For those of you who have been with me for a long time, know that each year at this time, I do a post purely about Fritillaria meleagris or Snakedhead fritillaries.
Thirty years ago when we moved here, the woodland was full of brambles, docks and nettles. It took me a while to clear it all between the ancient trees before I could start planting.
I found one end of the woodland was always wet or damp and in the spring there was plenty of light and sunshine before the leaves came onto the trees so I thought I would try planting one packet of Fritillaria meleagris bulbs. I know they are really plants for damp meadows, but I would wait and see if they survived.
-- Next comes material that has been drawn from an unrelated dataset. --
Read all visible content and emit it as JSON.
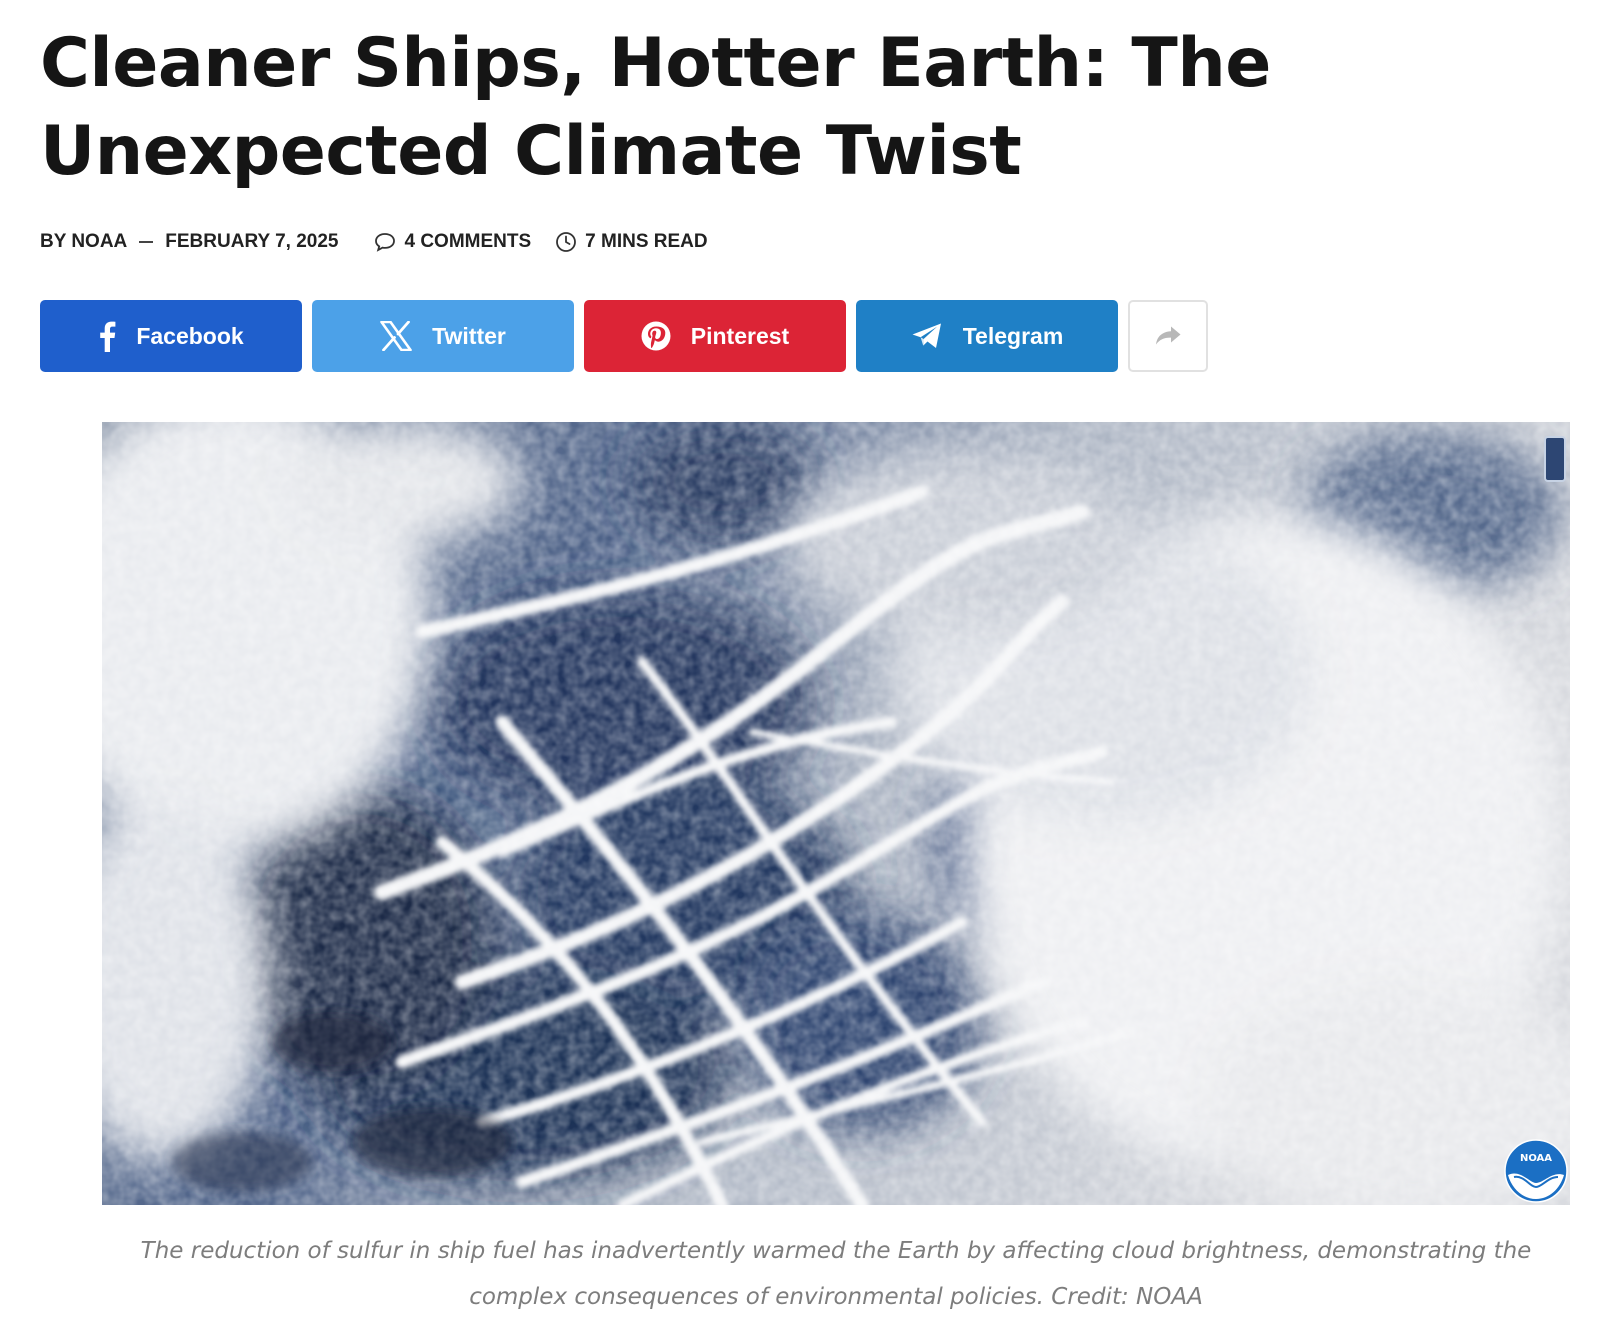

They certainly did survive, in fact they have liked it so much that they have increased 10 fold, 20 fold, even more! I now sprinkle the seed each year into areas in the woodland that aren’t so damp and they are increasing in those areas too, but the plants aren’t so tall.
For years we had problems with a local pheasant who came and thought what fun it would be to wander through grabbing at the flowers as he passed by, hence the rusty pheasant which my daughter gave me one year, to be the guard of the fritillaries. Don’t know if it has worked but I haven’t seen or heard Mr. Pheasant for a long time now.
I’m now ready to spread the fritillaries into the main garden, but that will be in the autumn and then you and I will have to wait until next April to see if my plan has worked!
They are just wonderful. Lucky you having so many.xxx
Thanks Dina, sprinkling the seed and having it wet all winter certainly helps!x
Such a beautiful display Pauline and rusty pheasant clearly doing a great job! I hope your extension plan is successful.
Thank you Denise, I always look forward to them flowering just as the daffodils in the woodland are going over, it’s one wave after another, after another. Soon it will be quiet in the woodland once the leaves come on the ancient trees, so I’m making the most of it now.
You’re such a wise and patient gardener, Pauline. I look forward to seeing your fritillaries each spring.
Wow Susie, wise and patient, I’ll agree with the patient, I think gardening teaches us to be patient, but wise, I don’t know about that! It was nice to see in Gardeners World on TV last night, that Monty Don’s fritillaries are growing in the same flooded conditions as mine, they really do love wet soil.
I love to see fritillaries and you are blessed with the damp ground at one end of your woodland to help boost them. At what point do you collect and distribute seed? My Mum was telling me recently that my Dad originally planted just one packet of bulbs and they too have spread greatly, but mostly in the slate chipping drive!
We have various underground streams through the garden Cathy, so some areas are always damp. It took me a long time to work out what would grow in these areas and I was lucky that the fritillaries seem very happy there. You can tell when the seed is ready, the stalk elongates and then the seed pod splits open,as soon as I see the first pod splitting I then collect a handful of seed and start sprinkling. I’m now sprinkling them in drier areas to see how they do there.
There they are! I’m glad I didn’t miss this post, I always enjoy hearing about them and it’s good to know they’re doing well and looking as excellent as ever.
I’ve been inspired to do the same here in a springtime damp location and so far so good. This spring there are seedlings blooming and it looks as if they like the spot. My only problem is the magnolia which is now growing in and sharing the same spot. They do fine together, but the spent magnolia petals overwhelm the similar color on the fritillaria blooms! You barely notice they’re in flower but I could have worse problems 😉
I’m glad you found this post Frank and I’m also very pleased that yours are growing so well and increasing nicely. Shame about the magnolia petals, not sure what you can do about that though!